'Koi chehra mita ke, Aur aankh se hata ke, Chand chheentein udaa ke jo gaya...Chhapaak se pehchaan le gaya,' as Arijit Singh's piercing voice plays in the background, we see Malti (Deepika Padukone) wincing and screaming in pain after being attacked with acid. Until a man rushes to her aid and pours a bottle of water over her. This gut-wrenching scene is enough to make one understand how a single 'splash' can destroy one's life.
What's Yay: Deepika Padukone, Vikrant Massey, Direction
What's Nay: Screenplay
Popcorn Refill: Interval
Iconic Moment: The scenes where Deepika Padukone depicts the agony and struggle of an acid-attack survivor delivers a solid impact.

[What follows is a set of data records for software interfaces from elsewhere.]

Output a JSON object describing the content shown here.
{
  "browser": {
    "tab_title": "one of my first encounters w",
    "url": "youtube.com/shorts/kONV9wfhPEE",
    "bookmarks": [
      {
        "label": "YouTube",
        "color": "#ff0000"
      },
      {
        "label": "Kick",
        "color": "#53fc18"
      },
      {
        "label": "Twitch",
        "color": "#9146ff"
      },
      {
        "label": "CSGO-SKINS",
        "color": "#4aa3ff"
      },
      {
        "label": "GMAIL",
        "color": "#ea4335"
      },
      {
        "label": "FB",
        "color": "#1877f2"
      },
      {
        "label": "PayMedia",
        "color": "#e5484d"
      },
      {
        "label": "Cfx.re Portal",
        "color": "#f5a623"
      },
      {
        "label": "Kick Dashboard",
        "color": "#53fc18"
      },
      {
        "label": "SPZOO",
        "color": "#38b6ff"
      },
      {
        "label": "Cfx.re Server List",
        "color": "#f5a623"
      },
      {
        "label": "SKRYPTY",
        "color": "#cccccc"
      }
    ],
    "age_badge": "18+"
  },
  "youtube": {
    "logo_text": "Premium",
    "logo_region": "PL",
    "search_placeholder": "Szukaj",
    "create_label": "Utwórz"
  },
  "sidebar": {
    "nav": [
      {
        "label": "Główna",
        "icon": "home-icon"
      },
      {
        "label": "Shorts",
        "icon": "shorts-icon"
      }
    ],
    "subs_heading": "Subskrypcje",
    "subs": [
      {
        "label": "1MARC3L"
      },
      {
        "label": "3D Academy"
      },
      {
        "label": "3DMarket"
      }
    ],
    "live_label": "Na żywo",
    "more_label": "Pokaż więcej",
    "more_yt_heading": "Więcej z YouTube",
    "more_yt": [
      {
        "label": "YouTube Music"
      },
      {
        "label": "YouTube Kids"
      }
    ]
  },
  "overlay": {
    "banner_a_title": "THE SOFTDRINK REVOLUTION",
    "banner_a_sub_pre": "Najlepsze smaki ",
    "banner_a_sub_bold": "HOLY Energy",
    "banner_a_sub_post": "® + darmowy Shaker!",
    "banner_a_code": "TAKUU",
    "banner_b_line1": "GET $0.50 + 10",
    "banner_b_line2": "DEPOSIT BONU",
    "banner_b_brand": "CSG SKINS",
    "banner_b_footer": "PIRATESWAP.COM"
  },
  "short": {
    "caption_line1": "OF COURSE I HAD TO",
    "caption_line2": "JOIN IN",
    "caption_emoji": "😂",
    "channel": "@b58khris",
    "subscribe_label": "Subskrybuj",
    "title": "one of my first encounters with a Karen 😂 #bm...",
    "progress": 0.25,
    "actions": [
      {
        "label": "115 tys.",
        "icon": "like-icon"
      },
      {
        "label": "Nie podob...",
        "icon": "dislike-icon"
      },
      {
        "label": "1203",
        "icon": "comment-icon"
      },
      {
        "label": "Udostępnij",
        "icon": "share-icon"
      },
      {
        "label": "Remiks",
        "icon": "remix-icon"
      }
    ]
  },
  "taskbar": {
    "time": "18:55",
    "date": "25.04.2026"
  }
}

Amidst the heavy-duty protests and demonstrations in the Capital to seek justice for a rape victim, an elderly man tries to draw the attention of a media reporter to a passport size photo of a young girl (presumably his daughter) who was subjected to acid violence. It's a poignant scene which emphasizes how violence against woman in many forms still continues to haunt the country.
Meanwhile, after unsuccessful attempts in seeking a job owing to her disfigured face post an acid-attack, Malti (Deepika Padukone) decides to work for an NGO run by Amol (Vikrant Massey) which fights against acid attack violence. Slowly, she tries to rebuild her life and help in upliftment of other acid-attack survivors as well.
Not wanting any other girl to undergo similar trauma as her, Malti even files a PIL for acid ban in the country. The rest of the plot revolves around how she triumphs against all odds and brings her culprits to justice.
Inspired by the story of real-life acid attack crusader Laxmi Agarwal, Meghna Gulzar's latest release, Chhapaak majorly revolves around the aftermath of this brutal hate crime. The director sensitively handles this subject and makes us empathize with acid-attack survivors. She chooses to make the film a journey about grit and hope instead of reducing it to a sob story.
On the flip side, the writing falters at places and the slow pace puts you a bit off. The narrative gets a tad repetitive and the non-linear treatment comes across as distracting.
Deepika Padukone as Malti makes you feel her every emotion as your own. Be it the scene where her character is attacked with acid in broad daylight or when she sees her disfigured face in the mirror for the first time, the actress catches the pulse of every sequence and effectively conveys it on the screen. It's bold of a mainstream actress like her to not only act but also produce a film like Chhapaak.
Standing shoulder-to-shoulder with her is Vikrant Massey. His 'silent love' story with Deepika's Malti brings in a breezy relief in the otherwise intense narrative. Meghna Gulzar captures their enticing chemistry in a beautiful way.
Other actors like Madhurjeet Sarghi, Rohit Sukhwami and Devas Dixit put up a good show.
A special mention for the team who worked on Deepika Padukone's prosthetics in the film. Malay Prakash's simplistic cinematography perfectly captures the different layers of the film. Nitin Baid's editing goes well.
The Chhapaak title track sung by Arijit Singh adds emotion to the narrative. Nok-Jhok is a sweet and sour glimpse into Malti (Deepika Padukone) and Amol's (Vikrant Massey) budding romance.
In one of the scenes in the film, Deepika Padukone's Malti quips, "Unhone meri surat badli hai, mera mann nahi" and it makes you realize the importance of standing confident and undeterred even in the darkest phase of life.
We give 3 stars out of 5 for Chhapaak.